I may need to create a "Notes & Queries" section on this site...

I was working on a post discussing the worst catchers in Royals history (this came up in the game thread today) and I discovered that in 1980, someone gave John Wathan a tenth place vote for AL MVP. (George Brett, of course, won the award that year in a landslide.)

Wathan was not a bad player, in fact, he's the 41st best Royal of All-Time, which surely should count for something in this world. It's just that, I can't find a single reason why someone would have thought he was one of the top players in the American League that year.

In 1980 Wathan hit .305/.377/.406, which was a solid year in 1980, but hardly spectacular, given that his OPS+ was just 115 for this line. (Before steroids destroyed our national innocence all games were 2-1 pitchers duels that everyone loved because the game was played the RIGHT WAY!!!) Wathan's batting average and on-base percentage are nice, certainly so for a catcher, and he did have 17 steals, which was his forte as a player.
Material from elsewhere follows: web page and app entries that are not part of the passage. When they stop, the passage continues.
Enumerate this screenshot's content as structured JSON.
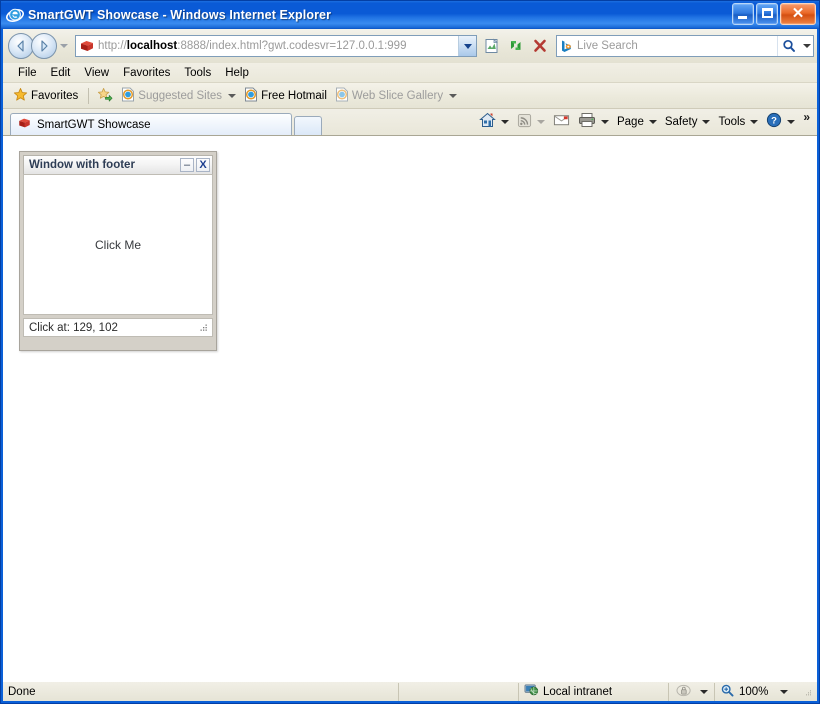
{
  "window": {
    "title": "SmartGWT Showcase - Windows Internet Explorer",
    "icon": "internet-explorer-icon",
    "caption_buttons": {
      "minimize": "Minimize",
      "maximize": "Maximize",
      "close": "Close"
    }
  },
  "navbar": {
    "back": "Back",
    "forward": "Forward",
    "history_dropdown": "Recent Pages",
    "address": {
      "favicon": "smartgwt-red-box-icon",
      "scheme": "http://",
      "host": "localhost",
      "rest": ":8888/index.html?gwt.codesvr=127.0.0.1:999",
      "full": "http://localhost:8888/index.html?gwt.codesvr=127.0.0.1:999",
      "dropdown": "Address dropdown"
    },
    "buttons": [
      {
        "name": "compatibility-view-icon",
        "label": "Compatibility View"
      },
      {
        "name": "refresh-icon",
        "label": "Refresh"
      },
      {
        "name": "stop-icon",
        "label": "Stop"
      }
    ],
    "search": {
      "placeholder": "Live Search",
      "provider_icon": "bing-b-icon",
      "go": "Search",
      "dropdown": "Search options"
    }
  },
  "menubar": {
    "items": [
      "File",
      "Edit",
      "View",
      "Favorites",
      "Tools",
      "Help"
    ]
  },
  "favbar": {
    "favorites": {
      "label": "Favorites",
      "icon": "star-icon"
    },
    "add_to_favorites": {
      "icon": "add-favorite-icon"
    },
    "items": [
      {
        "label": "Suggested Sites",
        "icon": "ie-page-icon",
        "dim": true,
        "dropdown": true
      },
      {
        "label": "Free Hotmail",
        "icon": "ie-page-icon",
        "dim": false,
        "dropdown": false
      },
      {
        "label": "Web Slice Gallery",
        "icon": "ie-page-icon",
        "dim": true,
        "dropdown": true
      }
    ]
  },
  "tabs": {
    "items": [
      {
        "label": "SmartGWT Showcase",
        "icon": "smartgwt-red-box-icon",
        "active": true
      }
    ],
    "new_tab": "New Tab"
  },
  "commandbar": {
    "items": [
      {
        "name": "home-button",
        "label": "",
        "icon": "home-icon",
        "dropdown": true,
        "dim": false
      },
      {
        "name": "feeds-button",
        "label": "",
        "icon": "rss-icon",
        "dropdown": true,
        "dim": true
      },
      {
        "name": "read-mail-button",
        "label": "",
        "icon": "mail-icon",
        "dropdown": false,
        "dim": false
      },
      {
        "name": "print-button",
        "label": "",
        "icon": "printer-icon",
        "dropdown": true,
        "dim": false
      },
      {
        "name": "page-button",
        "label": "Page",
        "icon": "",
        "dropdown": true,
        "dim": false
      },
      {
        "name": "safety-button",
        "label": "Safety",
        "icon": "",
        "dropdown": true,
        "dim": false
      },
      {
        "name": "tools-button",
        "label": "Tools",
        "icon": "",
        "dropdown": true,
        "dim": false
      },
      {
        "name": "help-button",
        "label": "",
        "icon": "help-icon",
        "dropdown": true,
        "dim": false
      }
    ],
    "overflow": "»"
  },
  "page": {
    "sgwt_window": {
      "title": "Window with footer",
      "minimize_label": "–",
      "close_label": "X",
      "body_text": "Click Me",
      "footer_text": "Click at: 129, 102",
      "resize_grip": "resize-grip-icon"
    }
  },
  "statusbar": {
    "status": "Done",
    "zone": {
      "label": "Local intranet",
      "icon": "local-intranet-icon"
    },
    "protected_mode": {
      "icon": "lock-icon",
      "dropdown": true
    },
    "zoom": {
      "label": "100%",
      "icon": "zoom-icon",
      "dropdown": true
    },
    "resize_grip": "resize-grip-icon"
  },
  "colors": {
    "titlebar_blue": "#0a5ad6",
    "frame_blue": "#0a60d8",
    "chrome_beige": "#e8e6d8",
    "sgwt_title_text": "#2e3d55",
    "page_background": "#ffffff"
  }
}
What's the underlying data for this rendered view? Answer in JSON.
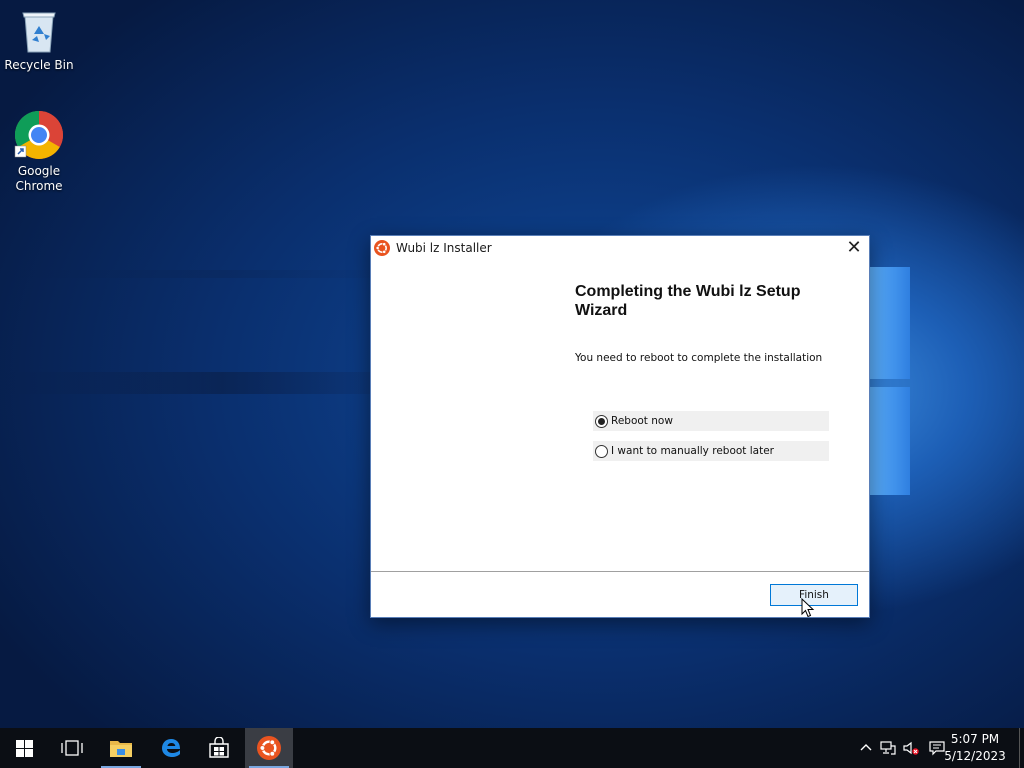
{
  "desktop": {
    "icons": [
      {
        "label": "Recycle Bin",
        "icon": "recycle-bin-icon"
      },
      {
        "label": "Google\nChrome",
        "icon": "chrome-icon"
      }
    ]
  },
  "dialog": {
    "title": "Wubi lz Installer",
    "heading": "Completing the Wubi lz Setup Wizard",
    "message": "You need to reboot to complete the installation",
    "options": [
      {
        "label": "Reboot now",
        "checked": true
      },
      {
        "label": "I want to manually reboot later",
        "checked": false
      }
    ],
    "finish_label": "Finish",
    "close_glyph": "✕"
  },
  "taskbar": {
    "items": [
      "start-icon",
      "task-view-icon",
      "file-explorer-icon",
      "edge-icon",
      "store-icon",
      "ubuntu-icon"
    ],
    "clock": {
      "time": "5:07 PM",
      "date": "5/12/2023"
    }
  },
  "colors": {
    "accent": "#0078d7",
    "ubuntu": "#e95420",
    "taskbar": "#0b0e14"
  }
}
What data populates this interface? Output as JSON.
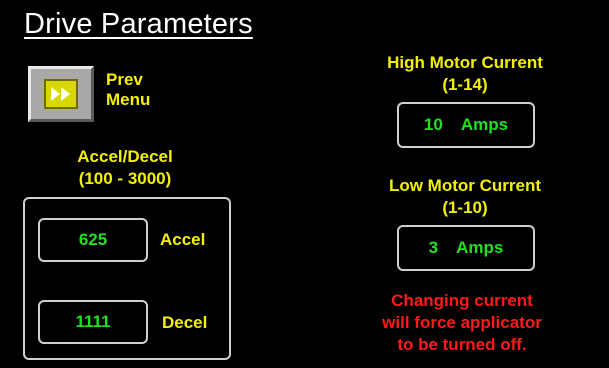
{
  "screen": {
    "title": "Drive Parameters"
  },
  "prev_menu": {
    "icon": "fast-forward-icon",
    "label_line1": "Prev",
    "label_line2": "Menu"
  },
  "accel_decel": {
    "heading": "Accel/Decel",
    "range": "(100 - 3000)",
    "accel_value": "625",
    "accel_label": "Accel",
    "decel_value": "1111",
    "decel_label": "Decel"
  },
  "high_motor_current": {
    "heading": "High Motor Current",
    "range": "(1-14)",
    "value": "10",
    "unit": "Amps"
  },
  "low_motor_current": {
    "heading": "Low Motor Current",
    "range": "(1-10)",
    "value": "3",
    "unit": "Amps"
  },
  "warning": {
    "line1": "Changing current",
    "line2": "will force applicator",
    "line3": "to be turned off."
  },
  "colors": {
    "background": "#000000",
    "label_yellow": "#f5f000",
    "value_green": "#22e020",
    "warning_red": "#ff1a1a",
    "title_white": "#ffffff"
  }
}
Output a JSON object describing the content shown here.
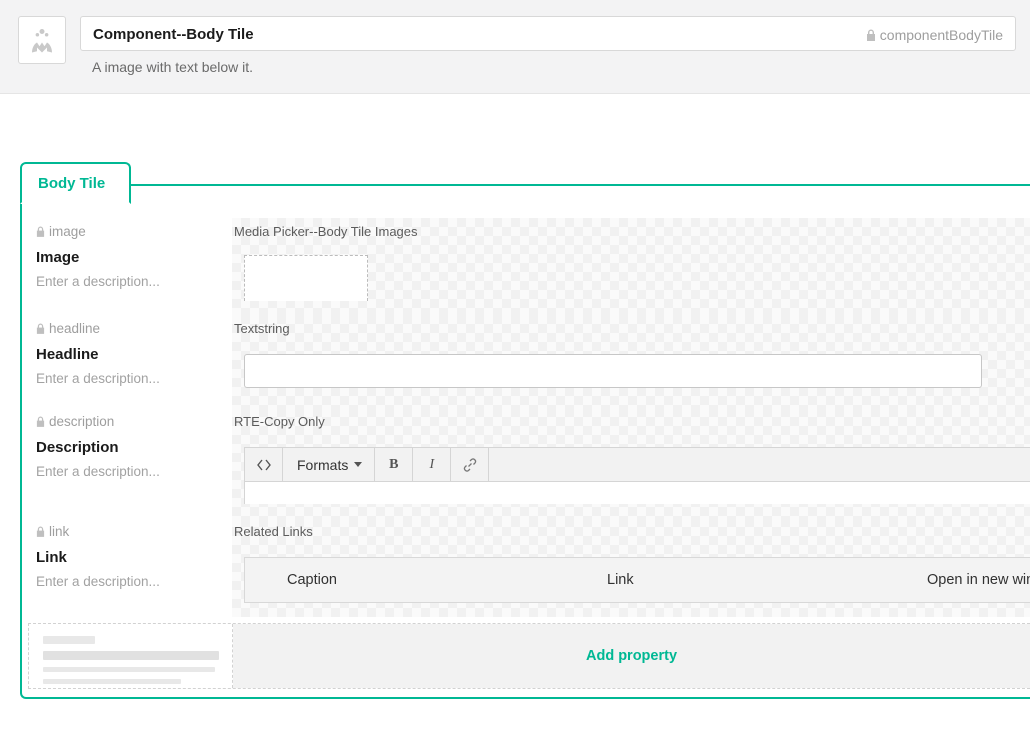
{
  "header": {
    "title": "Component--Body Tile",
    "alias": "componentBodyTile",
    "description": "A image with text below it."
  },
  "tab": {
    "label": "Body Tile"
  },
  "properties": [
    {
      "alias": "image",
      "name": "Image",
      "desc_placeholder": "Enter a description...",
      "editor_label": "Media Picker--Body Tile Images",
      "kind": "media"
    },
    {
      "alias": "headline",
      "name": "Headline",
      "desc_placeholder": "Enter a description...",
      "editor_label": "Textstring",
      "kind": "textstring"
    },
    {
      "alias": "description",
      "name": "Description",
      "desc_placeholder": "Enter a description...",
      "editor_label": "RTE-Copy Only",
      "kind": "rte"
    },
    {
      "alias": "link",
      "name": "Link",
      "desc_placeholder": "Enter a description...",
      "editor_label": "Related Links",
      "kind": "relatedlinks"
    }
  ],
  "rte": {
    "formats_label": "Formats",
    "bold_glyph": "B",
    "italic_glyph": "I"
  },
  "related_links": {
    "col_caption": "Caption",
    "col_link": "Link",
    "col_open": "Open in new win"
  },
  "footer": {
    "add_property_label": "Add property"
  }
}
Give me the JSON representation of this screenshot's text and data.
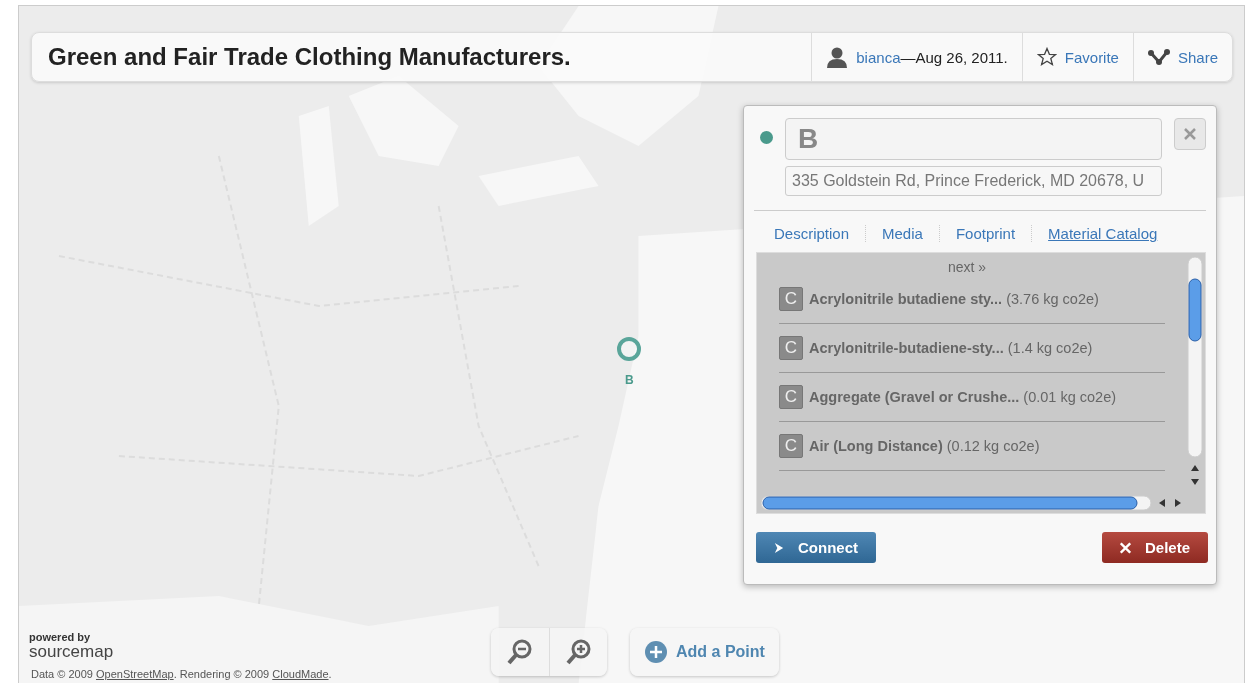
{
  "header": {
    "title": "Green and Fair Trade Clothing Manufacturers.",
    "author": "bianca",
    "date": "—Aug 26, 2011.",
    "favorite": "Favorite",
    "share": "Share"
  },
  "marker": {
    "label": "B"
  },
  "popup": {
    "color": "#4a9a8c",
    "name": "B",
    "address": "335 Goldstein Rd, Prince Frederick, MD 20678, U",
    "tabs": [
      {
        "label": "Description",
        "selected": false
      },
      {
        "label": "Media",
        "selected": false
      },
      {
        "label": "Footprint",
        "selected": false
      },
      {
        "label": "Material Catalog",
        "selected": true
      }
    ],
    "pager": "next »",
    "items": [
      {
        "badge": "C",
        "name": "Acrylonitrile butadiene sty...",
        "amount": "(3.76 kg co2e)"
      },
      {
        "badge": "C",
        "name": "Acrylonitrile-butadiene-sty...",
        "amount": "(1.4 kg co2e)"
      },
      {
        "badge": "C",
        "name": "Aggregate (Gravel or Crushe...",
        "amount": "(0.01 kg co2e)"
      },
      {
        "badge": "C",
        "name": "Air (Long Distance)",
        "amount": "(0.12 kg co2e)"
      }
    ],
    "connect": "Connect",
    "delete": "Delete"
  },
  "map_controls": {
    "add_point": "Add a Point"
  },
  "branding": {
    "powered_by": "powered by",
    "name": "sourcemap"
  },
  "attribution": [
    {
      "text": "Data © 2009 ",
      "link": false
    },
    {
      "text": "OpenStreetMap",
      "link": true
    },
    {
      "text": ". Rendering © 2009 ",
      "link": false
    },
    {
      "text": "CloudMade",
      "link": true
    },
    {
      "text": ".",
      "link": false
    }
  ]
}
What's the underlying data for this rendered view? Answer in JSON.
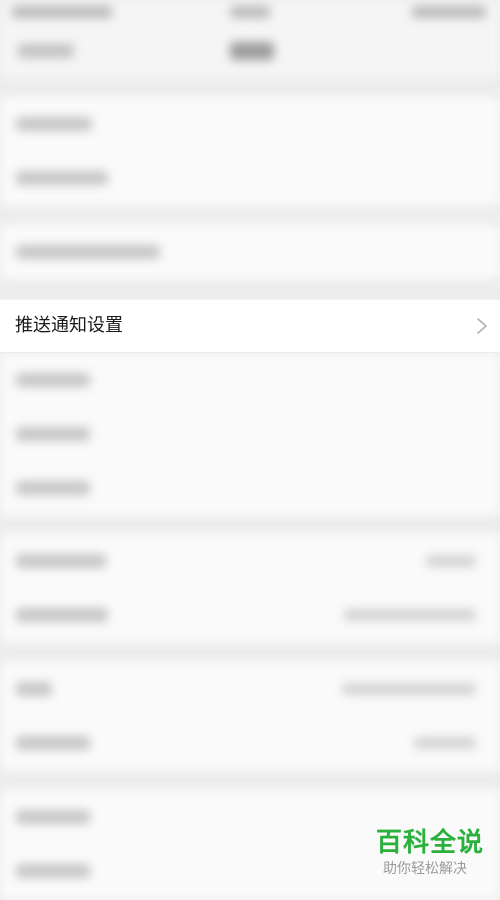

Still, tenth best in the American League? Let's start with the fact that Wathan only played in 126 games and only caught in 76 games (a huge part of his value). Wathan played a number of games at first and in the outfield corners, where his hitting numbers were much less impactful. Darrell Porter actually logged more innings at catcher for the '80 Royals than Wathan did. I can't speak to his defensive value, but I'll give Wathan the benefit of the doubt and say he was good, he was a good athlete and a fast runner, but he was also a catcher. His somewhat limited playing time and the fact that huge chunks of it did not come at catcher is a huge mark against seriously considering Wathan as a top player in the league. This is especially true given that, unlike today, pitchers were a part of the MVP discussion. Neither Wathan's BA or OBP were in the top 10 in the American League, and his .406 slugging was sixth best on his own team.

In defense of whomever voted for Wathan, his inclusion on someone's ballot may not have even been the weirdest vote that year. The perenially overrated Tony Perez and his .320 OBP snagged 2 points for some reason. Two batting average and nothing else guys -- Mickey Rivers and Miguel Dilone -- enjoyed sizable support. All evidence suggests this was a pretty bad era for baseball awards voting, given that it was the height of the attitudes that guys like Bill James were so annoyed by that they were compelled to start writing about it.

Nevertheless, it was a great year for Wathan, who had an up and down career, both as a player and a manager. Moreover, it was a great year for the Royals and a number of individuals on the team. In addition to Brett's MVP win, Quiz finished 8th in the MVP voting and 5th in the Cy Young. For good measure, somewhat forgotten Royal Larry Gura finished 6th.